(Data in this exercise begins)
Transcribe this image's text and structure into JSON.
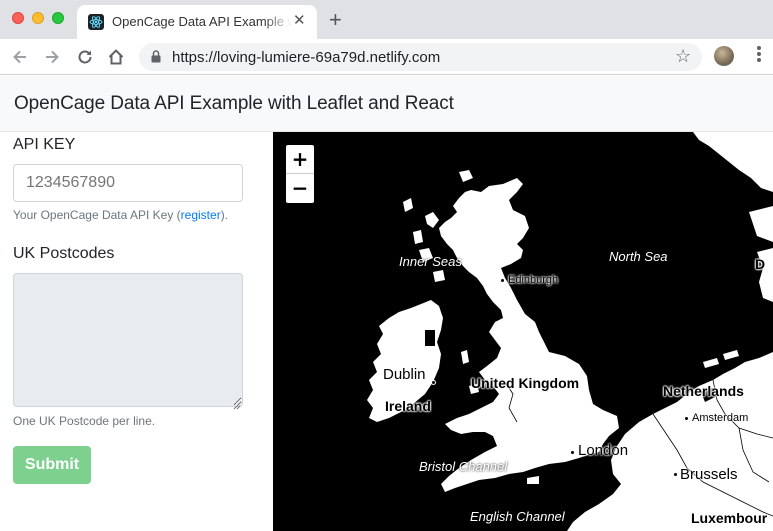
{
  "browser": {
    "tab_title": "OpenCage Data API Example with Leaflet and React",
    "tab_close": "✕",
    "new_tab": "+",
    "url": "https://loving-lumiere-69a79d.netlify.com",
    "star": "☆"
  },
  "page": {
    "title": "OpenCage Data API Example with Leaflet and React"
  },
  "form": {
    "api_key_label": "API KEY",
    "api_key_placeholder": "1234567890",
    "api_key_help_prefix": "Your OpenCage Data API Key (",
    "api_key_help_link": "register",
    "api_key_help_suffix": ").",
    "postcodes_label": "UK Postcodes",
    "postcodes_value": "",
    "postcodes_help": "One UK Postcode per line.",
    "submit_label": "Submit"
  },
  "map": {
    "zoom_in": "+",
    "zoom_out": "−",
    "labels": {
      "inner_seas": "Inner Seas",
      "north_sea": "North Sea",
      "edinburgh": "Edinburgh",
      "dublin": "Dublin",
      "ireland": "Ireland",
      "united_kingdom": "United Kingdom",
      "netherlands": "Netherlands",
      "amsterdam": "Amsterdam",
      "london": "London",
      "bristol_channel": "Bristol Channel",
      "brussels": "Brussels",
      "english_channel": "English Channel",
      "luxembourg": "Luxembour",
      "edge_letter": "D"
    }
  }
}
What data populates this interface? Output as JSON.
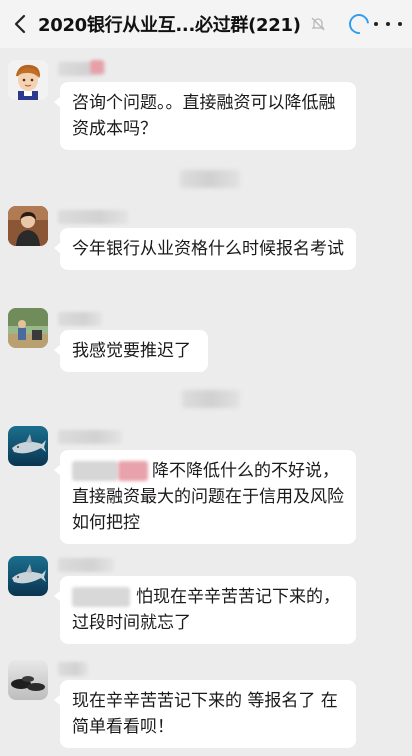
{
  "header": {
    "back_icon": "chevron-left-icon",
    "title": "2020银行从业互...必过群(221)",
    "mute_icon": "bell-off-icon",
    "loading_icon": "loading-spinner-icon",
    "more_icon": "more-dots-icon",
    "accent": "#2f9ef0"
  },
  "messages": [
    {
      "avatar": "cartoon-boy-avatar",
      "text": "咨询个问题。。直接融资可以降低融资成本吗？"
    },
    {
      "avatar": "person-photo-avatar",
      "text": "今年银行从业资格什么时候报名考试"
    },
    {
      "avatar": "outdoor-photo-avatar",
      "text": "我感觉要推迟了"
    },
    {
      "avatar": "shark-avatar",
      "text": "降不降低什么的不好说，直接融资最大的问题在于信用及风险如何把控"
    },
    {
      "avatar": "shark-avatar",
      "text": "怕现在辛辛苦苦记下来的，过段时间就忘了"
    },
    {
      "avatar": "stones-avatar",
      "text": "现在辛辛苦苦记下来的 等报名了 在简单看看呗！"
    }
  ]
}
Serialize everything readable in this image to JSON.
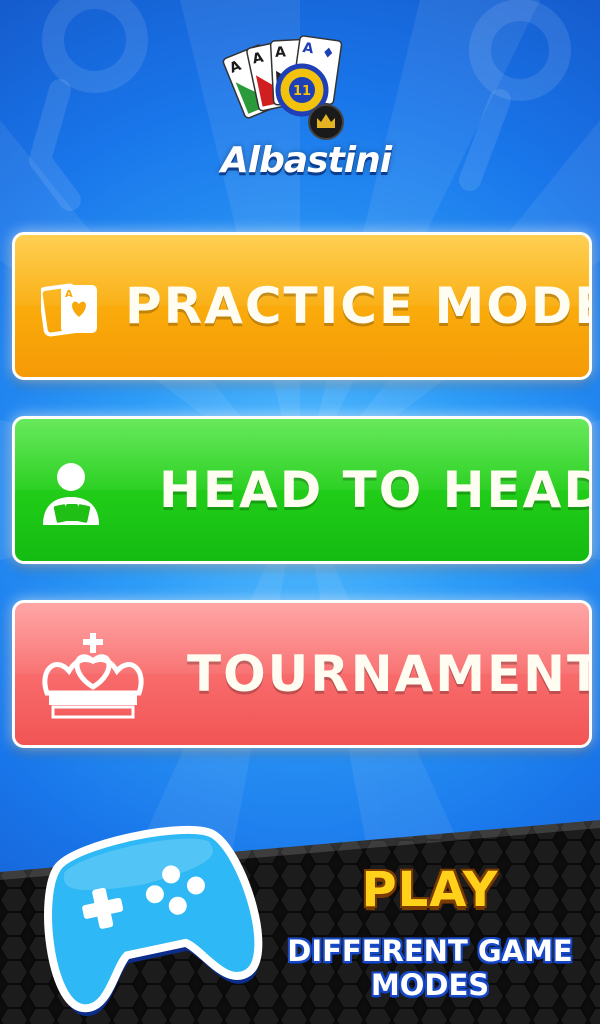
{
  "app": {
    "logo_text": "Albastini",
    "logo_card_rank": "A",
    "logo_chip_number": "11"
  },
  "modes": [
    {
      "label": "PRACTICE MODE",
      "icon": "cards-icon",
      "color": "#f9aa0c"
    },
    {
      "label": "HEAD TO HEAD",
      "icon": "player-cards-icon",
      "color": "#22cc18"
    },
    {
      "label": "TOURNAMENT",
      "icon": "crown-icon",
      "color": "#f76a6a"
    }
  ],
  "promo": {
    "headline": "PLAY",
    "subline_1": "DIFFERENT GAME",
    "subline_2": "MODES",
    "icon": "gamepad-icon"
  },
  "colors": {
    "background": "#1f7df0",
    "promo_headline": "#ffd11a",
    "controller": "#2eb8f5"
  }
}
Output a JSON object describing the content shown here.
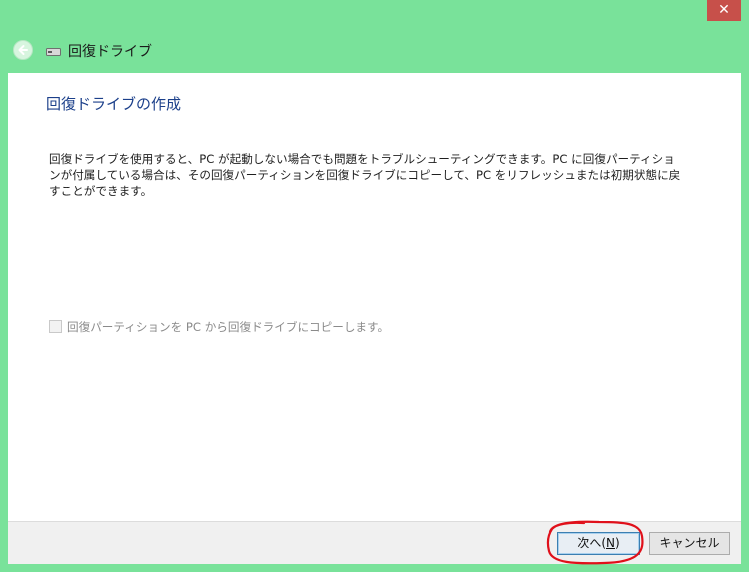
{
  "window": {
    "title": "回復ドライブ",
    "close_glyph": "✕",
    "accent_color": "#79e29a"
  },
  "page": {
    "heading": "回復ドライブの作成",
    "description_lines": [
      "回復ドライブを使用すると、PC が起動しない場合でも問題をトラブルシューティングできます。PC に回復パーティショ",
      "ンが付属している場合は、その回復パーティションを回復ドライブにコピーして、PC をリフレッシュまたは初期状態に戻",
      "すことができます。"
    ],
    "checkbox": {
      "label": "回復パーティションを PC から回復ドライブにコピーします。",
      "checked": false,
      "enabled": false
    }
  },
  "footer": {
    "next_label": "次へ(N)",
    "next_prefix": "次へ(",
    "next_mnemonic": "N",
    "next_suffix": ")",
    "cancel_label": "キャンセル"
  },
  "icons": {
    "back": "back-arrow-icon",
    "drive": "usb-drive-icon",
    "close": "close-icon"
  },
  "annotation_color": "#e0101a"
}
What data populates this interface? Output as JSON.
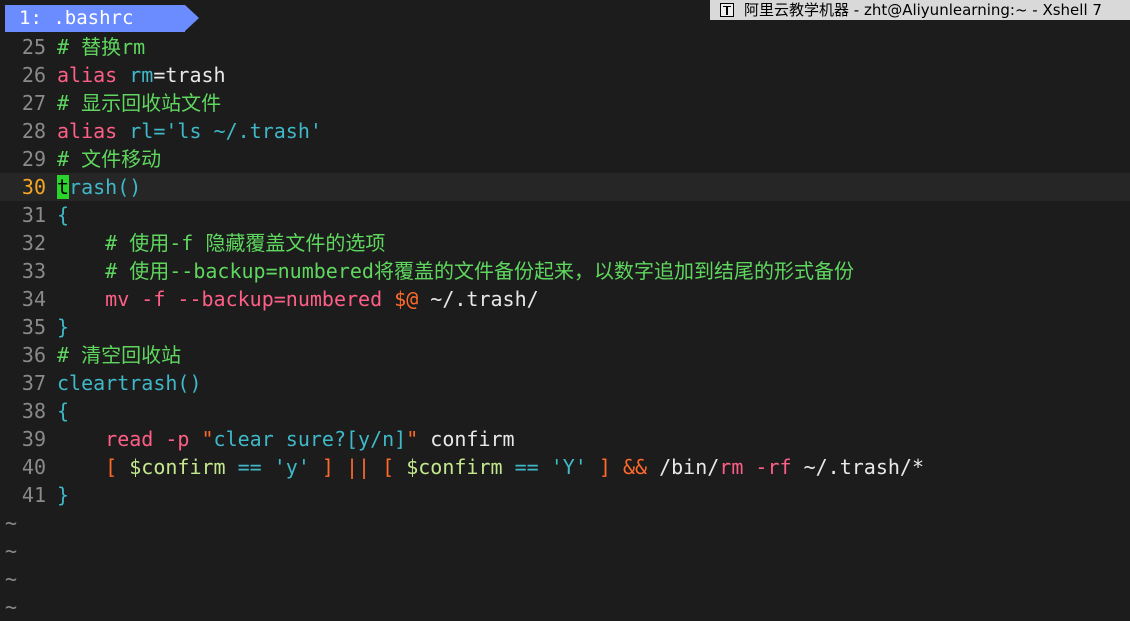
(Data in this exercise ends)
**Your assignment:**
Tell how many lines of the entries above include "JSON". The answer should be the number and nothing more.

**Task output:**
5